WHAT TO PRODUCE - Write the following entries out again exactly, skipping each image.

━━━━━ DATA UNDER STUDY

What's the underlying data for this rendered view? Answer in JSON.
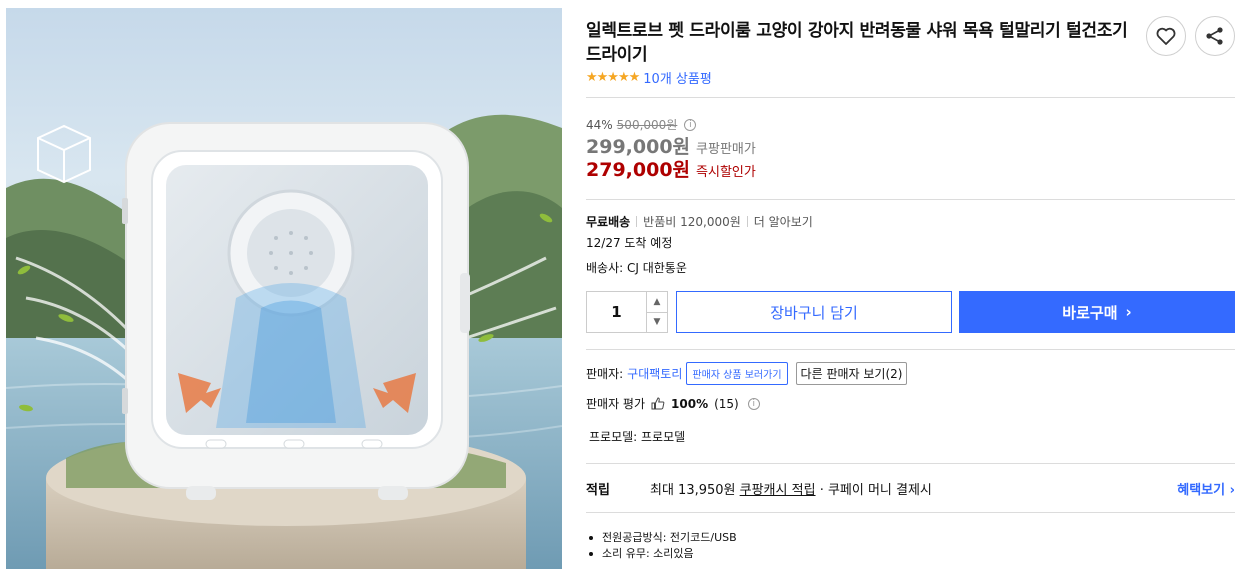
{
  "product": {
    "title": "일렉트로브 펫 드라이룸 고양이 강아지 반려동물 샤워 목욕 털말리기 털건조기 드라이기",
    "stars": "★★★★★",
    "review_count": "10개 상품평",
    "rating_fraction": 1.0
  },
  "actions": {
    "wishlist_icon": "heart-icon",
    "share_icon": "share-icon"
  },
  "price": {
    "discount_rate": "44%",
    "original": "500,000원",
    "info_glyph": "i",
    "coupang_price": "299,000원",
    "coupang_label": "쿠팡판매가",
    "instant_price": "279,000원",
    "instant_label": "즉시할인가"
  },
  "shipping": {
    "free_label": "무료배송",
    "return_fee": "반품비 120,000원",
    "more": "더 알아보기",
    "eta": "12/27 도착 예정",
    "carrier": "배송사: CJ 대한통운"
  },
  "purchase": {
    "quantity": "1",
    "up_glyph": "▲",
    "down_glyph": "▼",
    "cart_label": "장바구니 담기",
    "buy_label": "바로구매",
    "buy_arrow": "›"
  },
  "seller": {
    "label": "판매자:",
    "name": "구대팩토리",
    "view_products": "판매자 상품 보러가기",
    "other_sellers": "다른 판매자 보기(2)",
    "rating_label": "판매자 평가",
    "rating_percent": "100%",
    "rating_count": "(15)",
    "model": "프로모델: 프로모델"
  },
  "benefit": {
    "label": "적립",
    "max_prefix": "최대 13,950원",
    "cash_link": "쿠팡캐시 적립",
    "suffix": "· 쿠페이 머니 결제시",
    "more": "혜택보기 ›"
  },
  "specs": [
    "전원공급방식: 전기코드/USB",
    "소리 유무: 소리있음"
  ],
  "colors": {
    "accent": "#346aff",
    "price_red": "#ae0000",
    "star": "#f5a623"
  }
}
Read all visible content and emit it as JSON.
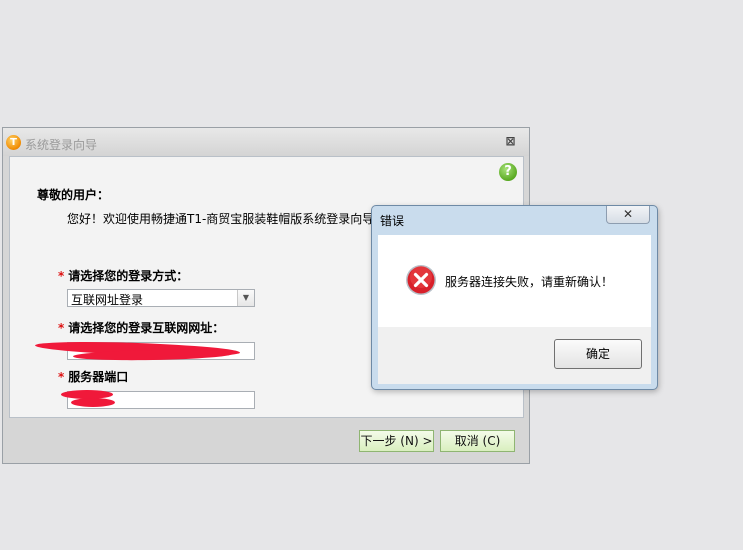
{
  "wizard": {
    "title": "系统登录向导",
    "app_icon_glyph": "T",
    "close_glyph": "⊠",
    "help_glyph": "?",
    "greeting": "尊敬的用户：",
    "welcome_text": "您好！欢迎使用畅捷通T1-商贸宝服装鞋帽版系统登录向导",
    "required_mark": "*",
    "login_method_label": "请选择您的登录方式：",
    "login_method_value": "互联网址登录",
    "select_arrow_glyph": "▼",
    "url_label": "请选择您的登录互联网网址：",
    "url_value": "",
    "port_label": "服务器端口",
    "port_value": "",
    "next_button": "下一步 (N) >",
    "cancel_button": "取消 (C)"
  },
  "error_dialog": {
    "title": "错误",
    "close_glyph": "✕",
    "message": "服务器连接失败，请重新确认！",
    "ok_button": "确定",
    "icon": "error-x-icon"
  },
  "colors": {
    "background": "#e6e6e8",
    "redaction": "#f0193a",
    "required": "#dd1111",
    "button_green": "#d9efbf",
    "dialog_frame": "#c9dced",
    "error_red": "#d8202a"
  }
}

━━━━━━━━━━

TASK RESULT -
What's the underlying data for this rendered view? Answer in JSON.
{
  "product": {
    "title": "일렉트로브 펫 드라이룸 고양이 강아지 반려동물 샤워 목욕 털말리기 털건조기 드라이기",
    "stars": "★★★★★",
    "review_count": "10개 상품평",
    "rating_fraction": 1.0
  },
  "actions": {
    "wishlist_icon": "heart-icon",
    "share_icon": "share-icon"
  },
  "price": {
    "discount_rate": "44%",
    "original": "500,000원",
    "info_glyph": "i",
    "coupang_price": "299,000원",
    "coupang_label": "쿠팡판매가",
    "instant_price": "279,000원",
    "instant_label": "즉시할인가"
  },
  "shipping": {
    "free_label": "무료배송",
    "return_fee": "반품비 120,000원",
    "more": "더 알아보기",
    "eta": "12/27 도착 예정",
    "carrier": "배송사: CJ 대한통운"
  },
  "purchase": {
    "quantity": "1",
    "up_glyph": "▲",
    "down_glyph": "▼",
    "cart_label": "장바구니 담기",
    "buy_label": "바로구매",
    "buy_arrow": "›"
  },
  "seller": {
    "label": "판매자:",
    "name": "구대팩토리",
    "view_products": "판매자 상품 보러가기",
    "other_sellers": "다른 판매자 보기(2)",
    "rating_label": "판매자 평가",
    "rating_percent": "100%",
    "rating_count": "(15)",
    "model": "프로모델: 프로모델"
  },
  "benefit": {
    "label": "적립",
    "max_prefix": "최대 13,950원",
    "cash_link": "쿠팡캐시 적립",
    "suffix": "· 쿠페이 머니 결제시",
    "more": "혜택보기 ›"
  },
  "specs": [
    "전원공급방식: 전기코드/USB",
    "소리 유무: 소리있음"
  ],
  "colors": {
    "accent": "#346aff",
    "price_red": "#ae0000",
    "star": "#f5a623"
  }
}
Read all visible content and emit it as JSON.
{
  "wizard": {
    "title": "系统登录向导",
    "app_icon_glyph": "T",
    "close_glyph": "⊠",
    "help_glyph": "?",
    "greeting": "尊敬的用户：",
    "welcome_text": "您好！欢迎使用畅捷通T1-商贸宝服装鞋帽版系统登录向导",
    "required_mark": "*",
    "login_method_label": "请选择您的登录方式：",
    "login_method_value": "互联网址登录",
    "select_arrow_glyph": "▼",
    "url_label": "请选择您的登录互联网网址：",
    "url_value": "",
    "port_label": "服务器端口",
    "port_value": "",
    "next_button": "下一步 (N) >",
    "cancel_button": "取消 (C)"
  },
  "error_dialog": {
    "title": "错误",
    "close_glyph": "✕",
    "message": "服务器连接失败，请重新确认！",
    "ok_button": "确定",
    "icon": "error-x-icon"
  },
  "colors": {
    "background": "#e6e6e8",
    "redaction": "#f0193a",
    "required": "#dd1111",
    "button_green": "#d9efbf",
    "dialog_frame": "#c9dced",
    "error_red": "#d8202a"
  }
}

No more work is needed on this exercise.